First Job: Interview - Communications (2) (工作)
first published on rolia.net, 2010-5-6
Recently, someone here asked how to answer this interview question: how do you explain technical ideas to a non-technical audience? My answer: avoid jargons, avoid abbreviations, emphasize key points, downplay details, sacrifice accuracy, use examples from the domain of your audience.
Last few days, I thought about the case some more, especially about "downplay details and sacrifice accuracy". I asked myself: why is this necessary and is it the right thing to do? The result of my thinking is a principle in communications which is universally applicable, beyond “explaining technical ideas to a non-technical audience”.
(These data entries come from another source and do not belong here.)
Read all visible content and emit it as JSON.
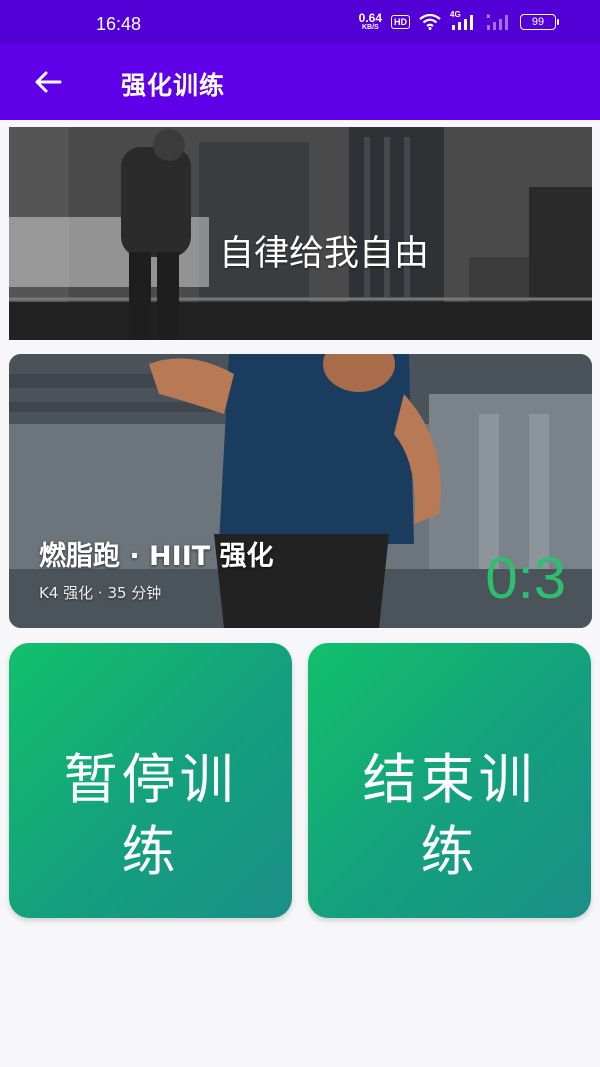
{
  "status_bar": {
    "time": "16:48",
    "net_speed": "0.64",
    "net_speed_unit": "KB/S",
    "hd_badge": "HD",
    "signal_label": "4G",
    "battery": "99"
  },
  "app_bar": {
    "back_icon": "arrow-left-icon",
    "title": "强化训练"
  },
  "banner": {
    "slogan": "自律给我自由"
  },
  "course": {
    "title": "燃脂跑 · HIIT 强化",
    "subtitle": "K4 强化 · 35 分钟",
    "timer": "0:3"
  },
  "actions": {
    "pause_label": "暂停训练",
    "end_label": "结束训练"
  },
  "colors": {
    "status_bar": "#5200d6",
    "app_bar": "#5f00e8",
    "button_gradient_start": "#12c06a",
    "button_gradient_end": "#1a8f87",
    "timer": "#2dbf6d"
  }
}
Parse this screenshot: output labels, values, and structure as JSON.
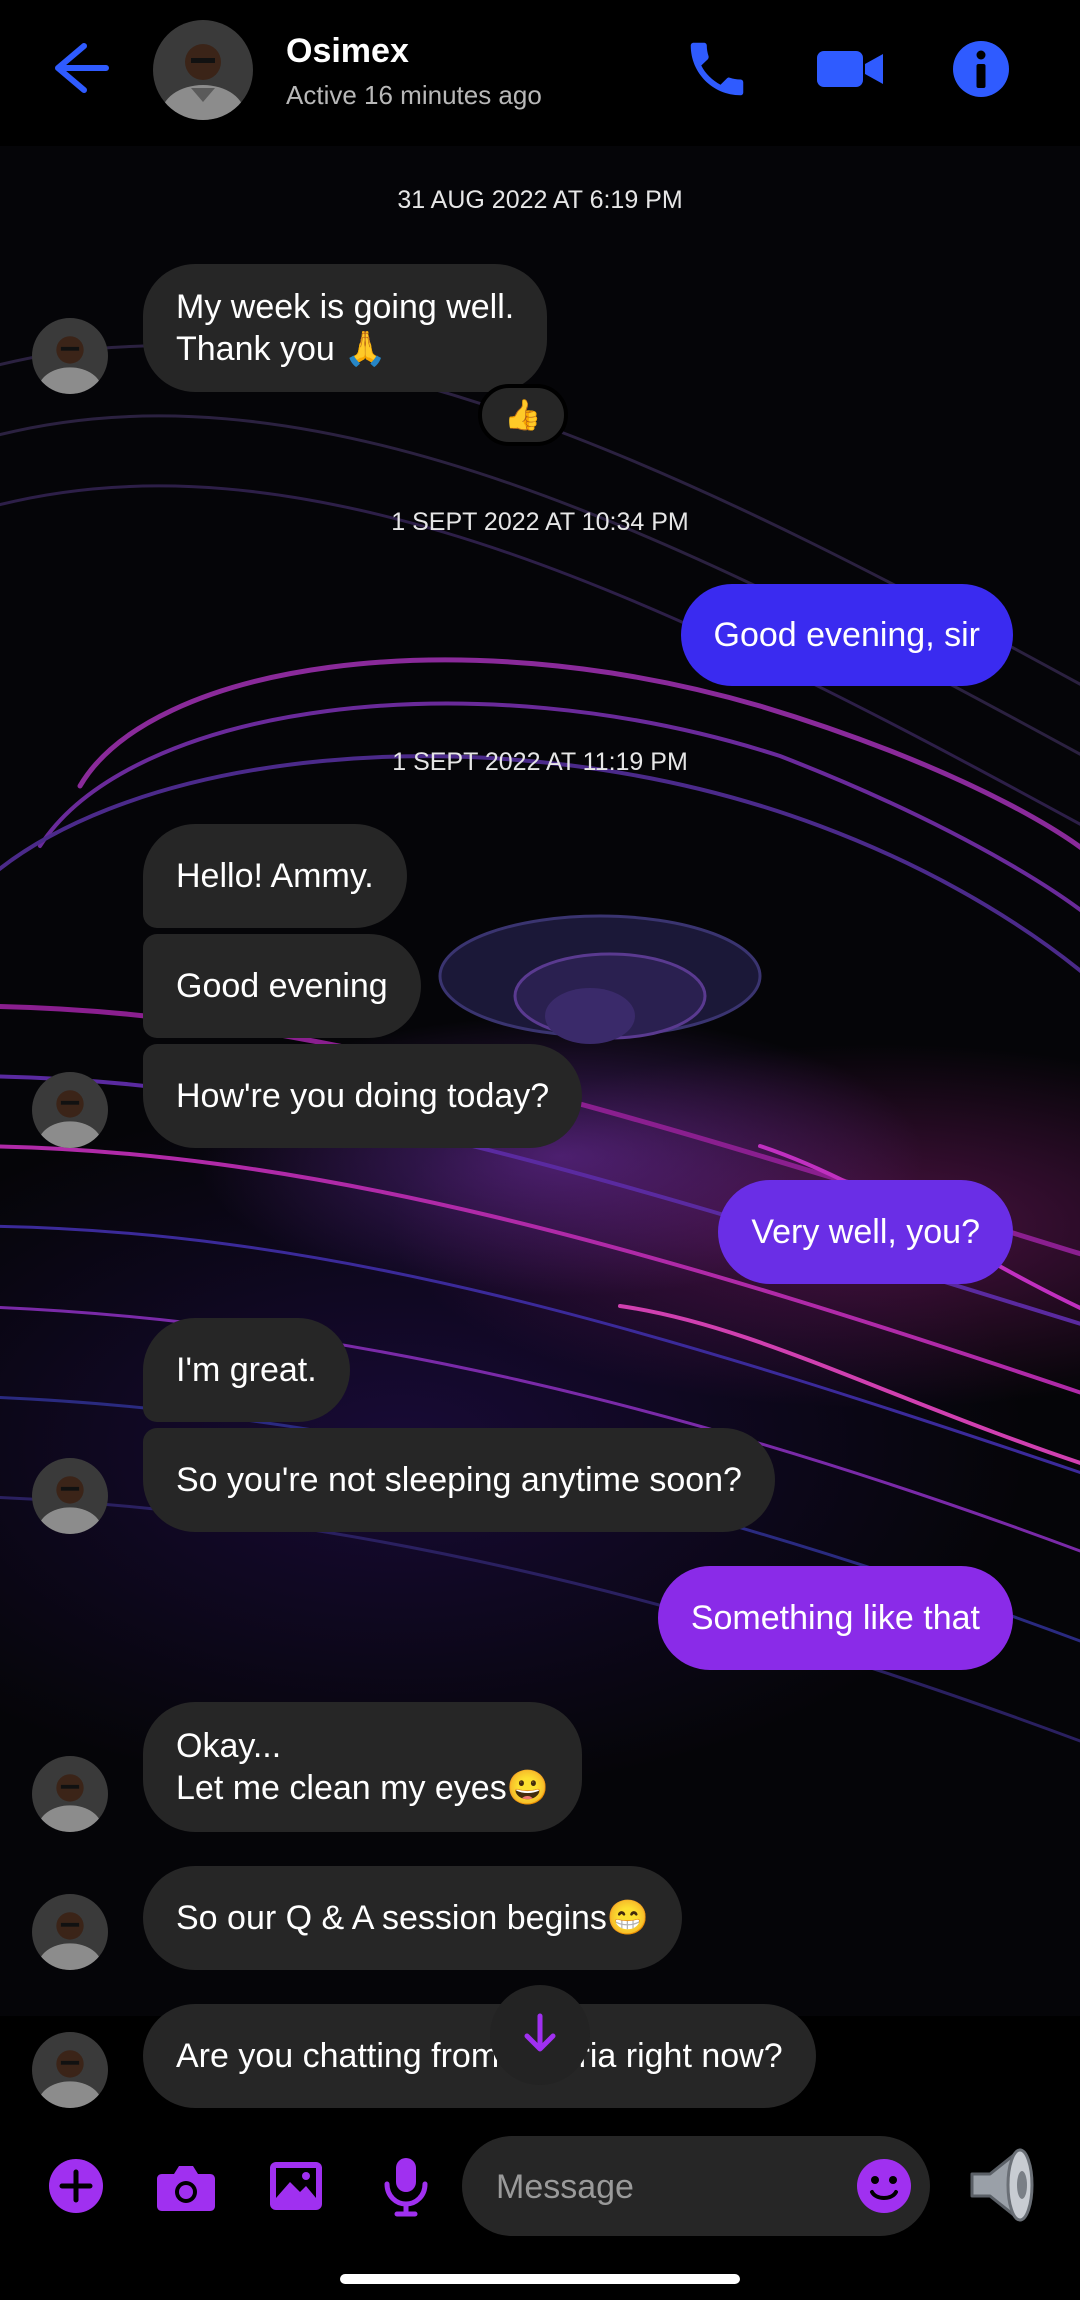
{
  "header": {
    "contact_name": "Osimex",
    "status": "Active 16 minutes ago",
    "icons": [
      "back-arrow-icon",
      "phone-icon",
      "video-camera-icon",
      "info-icon"
    ]
  },
  "colors": {
    "accent": "#2f5bff",
    "outgoing_start": "#3a2bf0",
    "outgoing_end": "#8a2be8",
    "incoming": "#262626",
    "composer_icon": "#a030f0"
  },
  "messages": [
    {
      "type": "timestamp",
      "text": "31 AUG 2022 AT 6:19 PM"
    },
    {
      "type": "incoming",
      "lines": [
        "My week is going well.",
        "Thank you 🙏"
      ],
      "reaction": "👍"
    },
    {
      "type": "timestamp",
      "text": "1 SEPT 2022 AT 10:34 PM"
    },
    {
      "type": "outgoing",
      "text": "Good evening, sir"
    },
    {
      "type": "timestamp",
      "text": "1 SEPT 2022 AT 11:19 PM"
    },
    {
      "type": "incoming",
      "text": "Hello! Ammy."
    },
    {
      "type": "incoming",
      "text": "Good evening"
    },
    {
      "type": "incoming",
      "text": "How're you doing today?"
    },
    {
      "type": "outgoing",
      "text": "Very well, you?"
    },
    {
      "type": "incoming",
      "text": "I'm great."
    },
    {
      "type": "incoming",
      "text": "So you're not sleeping anytime soon?"
    },
    {
      "type": "outgoing",
      "text": "Something like that"
    },
    {
      "type": "incoming",
      "lines": [
        "Okay...",
        "Let me clean my eyes😀"
      ]
    },
    {
      "type": "incoming",
      "text": "So our Q & A session begins😁"
    },
    {
      "type": "incoming",
      "text": "Are you chatting from Nigeria right now?"
    }
  ],
  "composer": {
    "placeholder": "Message",
    "icons": [
      "plus-icon",
      "camera-icon",
      "gallery-icon",
      "microphone-icon",
      "emoji-icon",
      "speaker-icon",
      "scroll-down-arrow-icon"
    ]
  }
}
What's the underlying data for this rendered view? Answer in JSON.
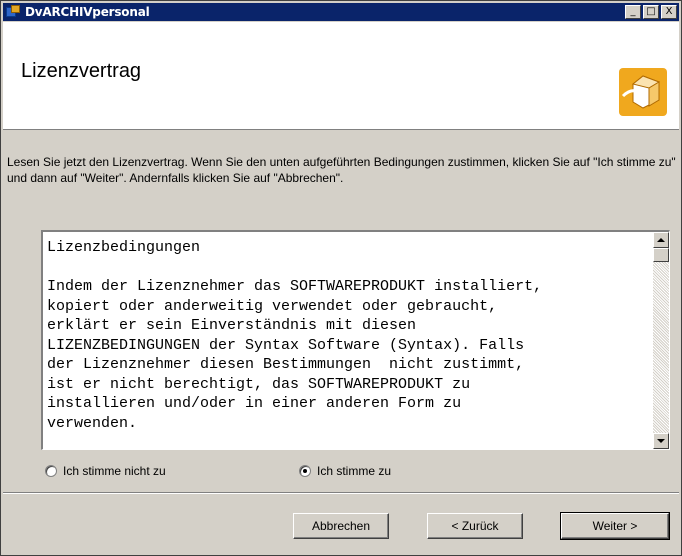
{
  "window": {
    "title": "DvARCHIVpersonal",
    "minimize": "_",
    "maximize": "□",
    "close": "X"
  },
  "banner": {
    "title": "Lizenzvertrag",
    "logo_icon": "installer-box-icon",
    "logo_color": "#f0a81e"
  },
  "intro_text": "Lesen Sie jetzt den Lizenzvertrag. Wenn Sie den unten aufgeführten Bedingungen zustimmen, klicken Sie auf  \"Ich stimme zu\" und dann auf \"Weiter\". Andernfalls klicken Sie auf \"Abbrechen\".",
  "license": {
    "text": "Lizenzbedingungen\n\nIndem der Lizenznehmer das SOFTWAREPRODUKT installiert,\nkopiert oder anderweitig verwendet oder gebraucht,\nerklärt er sein Einverständnis mit diesen\nLIZENZBEDINGUNGEN der Syntax Software (Syntax). Falls\nder Lizenznehmer diesen Bestimmungen  nicht zustimmt,\nist er nicht berechtigt, das SOFTWAREPRODUKT zu\ninstallieren und/oder in einer anderen Form zu\nverwenden."
  },
  "radios": {
    "disagree_label": "Ich stimme nicht zu",
    "agree_label": "Ich stimme zu",
    "selected": "agree"
  },
  "buttons": {
    "cancel": "Abbrechen",
    "back": "< Zurück",
    "next": "Weiter >"
  }
}
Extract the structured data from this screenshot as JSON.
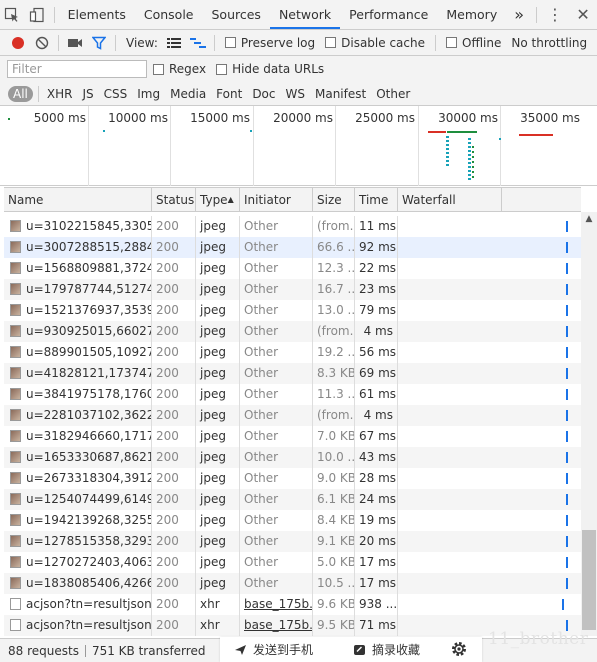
{
  "tabs": [
    "Elements",
    "Console",
    "Sources",
    "Network",
    "Performance",
    "Memory"
  ],
  "active_tab": "Network",
  "more_tabs": "»",
  "toolbar": {
    "view_label": "View:",
    "preserve_log": "Preserve log",
    "disable_cache": "Disable cache",
    "offline": "Offline",
    "throttling": "No throttling"
  },
  "filter": {
    "placeholder": "Filter",
    "regex": "Regex",
    "hide_data_urls": "Hide data URLs"
  },
  "type_filters": [
    "All",
    "XHR",
    "JS",
    "CSS",
    "Img",
    "Media",
    "Font",
    "Doc",
    "WS",
    "Manifest",
    "Other"
  ],
  "timeline_labels": [
    "5000 ms",
    "10000 ms",
    "15000 ms",
    "20000 ms",
    "25000 ms",
    "30000 ms",
    "35000 ms"
  ],
  "columns": {
    "name": "Name",
    "status": "Status",
    "type": "Type",
    "initiator": "Initiator",
    "size": "Size",
    "time": "Time",
    "waterfall": "Waterfall"
  },
  "rows": [
    {
      "name": "u=3102215845,3305...",
      "status": "200",
      "type": "jpeg",
      "initiator": "Other",
      "size": "(from...",
      "time": "11 ms"
    },
    {
      "name": "u=3007288515,2884...",
      "status": "200",
      "type": "jpeg",
      "initiator": "Other",
      "size": "66.6 ...",
      "time": "92 ms"
    },
    {
      "name": "u=1568809881,3724...",
      "status": "200",
      "type": "jpeg",
      "initiator": "Other",
      "size": "12.3 ...",
      "time": "22 ms"
    },
    {
      "name": "u=179787744,51274...",
      "status": "200",
      "type": "jpeg",
      "initiator": "Other",
      "size": "16.7 ...",
      "time": "23 ms"
    },
    {
      "name": "u=1521376937,3539...",
      "status": "200",
      "type": "jpeg",
      "initiator": "Other",
      "size": "13.0 ...",
      "time": "79 ms"
    },
    {
      "name": "u=930925015,66027...",
      "status": "200",
      "type": "jpeg",
      "initiator": "Other",
      "size": "(from...",
      "time": "4 ms"
    },
    {
      "name": "u=889901505,10927...",
      "status": "200",
      "type": "jpeg",
      "initiator": "Other",
      "size": "19.2 ...",
      "time": "56 ms"
    },
    {
      "name": "u=41828121,173747...",
      "status": "200",
      "type": "jpeg",
      "initiator": "Other",
      "size": "8.3 KB",
      "time": "69 ms"
    },
    {
      "name": "u=3841975178,1760...",
      "status": "200",
      "type": "jpeg",
      "initiator": "Other",
      "size": "11.3 ...",
      "time": "61 ms"
    },
    {
      "name": "u=2281037102,3622...",
      "status": "200",
      "type": "jpeg",
      "initiator": "Other",
      "size": "(from...",
      "time": "4 ms"
    },
    {
      "name": "u=3182946660,1717...",
      "status": "200",
      "type": "jpeg",
      "initiator": "Other",
      "size": "7.0 KB",
      "time": "67 ms"
    },
    {
      "name": "u=1653330687,8621...",
      "status": "200",
      "type": "jpeg",
      "initiator": "Other",
      "size": "10.0 ...",
      "time": "43 ms"
    },
    {
      "name": "u=2673318304,3912...",
      "status": "200",
      "type": "jpeg",
      "initiator": "Other",
      "size": "9.0 KB",
      "time": "28 ms"
    },
    {
      "name": "u=1254074499,6149...",
      "status": "200",
      "type": "jpeg",
      "initiator": "Other",
      "size": "6.1 KB",
      "time": "24 ms"
    },
    {
      "name": "u=1942139268,3255...",
      "status": "200",
      "type": "jpeg",
      "initiator": "Other",
      "size": "8.4 KB",
      "time": "19 ms"
    },
    {
      "name": "u=1278515358,3293...",
      "status": "200",
      "type": "jpeg",
      "initiator": "Other",
      "size": "9.1 KB",
      "time": "20 ms"
    },
    {
      "name": "u=1270272403,4063...",
      "status": "200",
      "type": "jpeg",
      "initiator": "Other",
      "size": "5.0 KB",
      "time": "17 ms"
    },
    {
      "name": "u=1838085406,4266...",
      "status": "200",
      "type": "jpeg",
      "initiator": "Other",
      "size": "10.5 ...",
      "time": "17 ms"
    },
    {
      "name": "acjson?tn=resultjson...",
      "status": "200",
      "type": "xhr",
      "initiator": "base_175b...",
      "size": "9.6 KB",
      "time": "938 ..."
    },
    {
      "name": "acjson?tn=resultjson...",
      "status": "200",
      "type": "xhr",
      "initiator": "base_175b...",
      "size": "9.5 KB",
      "time": "71 ms"
    }
  ],
  "status_bar": {
    "requests": "88 requests",
    "transferred": "751 KB transferred"
  },
  "overlay": {
    "send_to_phone": "发送到手机",
    "save_excerpt": "摘录收藏"
  },
  "watermark": "11_brother",
  "colors": {
    "accent": "#1a73e8",
    "record": "#d93025",
    "overview_green": "#1e8e3e",
    "overview_teal": "#17a2b8",
    "overview_red": "#d93025"
  }
}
The key here is the needs of the audience. Our goal is not to be accurate, or to be truthful, or to be bound by details. Rather, our goal is to satisfy the needs of the audience. Different audience may have different needs. A guy who's only mildly curious would be annoyed if we give him too much details. A guy who only needs enough information to make a decision would not have patience to listen to our lecture. A guy who just needs a simple answer would be frustrated at our explanation and could reach a wrong answer on his own, ignoring our message.
If my neighbor the plumber asks me what a programmer does, I may say that it's just like him programming the VCR. If a banker asks me the same question, I might use the example of a bank machine. I could say that the simple act of withdrawing money from a bank machine requires a lot of work behind the scenes. All these work have to be programmed by a programmer. If someone on Rolia asks me the same question, I'd ask her to describe the steps she has to take in the morning from getting up to going to work. Then I'd tell her that she just did what a programmer would do at work every day.
My neighbor the plumber probably asked me the question out of curiosity, so it's a bad idea to burden him with a complicated answer. The banker may be trying to understand his IT staff, so a detailed somewhat accurate answer makes sense. The Rolian may want to become a programmer, a hands-on session gets the point across.
My first job was working as a programmer for a small company in Toronto. The big boss would often drop in to ask me how it's going. Each time, I would describe in detail what I'd been doing and the problems I had. If I was stuck, I'd explain to him why I was stuck. Sometimes I would talk to him about my ideas in detail: why I don't like some guy's code; how I'd like to redesign the user interface; etc. My boss would often cut me off and ran out. Most of the time, he didn't seem to be listening. And he'd turn cold when I talked about problems.
Slowly I realized that he's not interested in what I was doing at all. He just wants to know everything is OK. From then on, every time he dropped in, I'd say everything is great. I'd tell him the good things I've done if he's still listening. No details. No problems unless I solved them already. I stopped talking to him about my ideas - I'd just implement them. Both of us were happier: I was no longer disappointed at his inattention and he was no longer bored at my details or annoyed at my problems.
A while ago, someone on Rolia asked a question regarding TN visa. Most Canadian programmers work in the United States under a TN visa. The requirements are simple: a job offer as a "Systems Analyst"; certain level of education; relevant experience. I've never heard of anyone refused a visa and there's zero implication for the employer. What do you say when the employer asks if you're legally qualified to work in the US or if you require sponsorship?
I was asked the question at least once. I told the guy, without hesitation, that I'm legally qualified to work in the US and I don't need sponsorship. I never even bothered to check if TN visa requires sponsorship in the legal sense. To me, the need of the employer is not to learn about TN visa. Rather, he just wants to know if I break the law by working for him and if he is implicated in any way by hiring me. The answer is no to both.
My reply is totally appropriate in satisfying this need, even though it may not be accurate. The alternative is to teach him about TN. And most likely, he wouldn't be interested in learning. And he could decide in a matter of seconds that hiring me is troublesome and he'd want nothing to do with it.
Once a manager in a consulting company asked two programmers why they'd have a meeting again with clients since they just met them a couple of days ago.
One programmer said because his stuff doesn't work in client's environment but works on his machine. The manager wasn't convinced. Then the programmer said he's using JBoss but the client uses WebLogic. The manager was still not convinced.
Then the second programmer said that they had many questions in the first meeting but the guy from the client wasn't able to answer them clearly. So this time the client is sending a more senior guy. Now the manager was convinced.
The need of the manager is to ensure that his programmers appear competent to clients. Having two meetings in three days seems fishy. The first programmer's answer may have reinforced his suspicion. The second programmer reassured him that the problem was on the client's side.
An effective communicator identifies the need of his audience and tailors his message to that needs.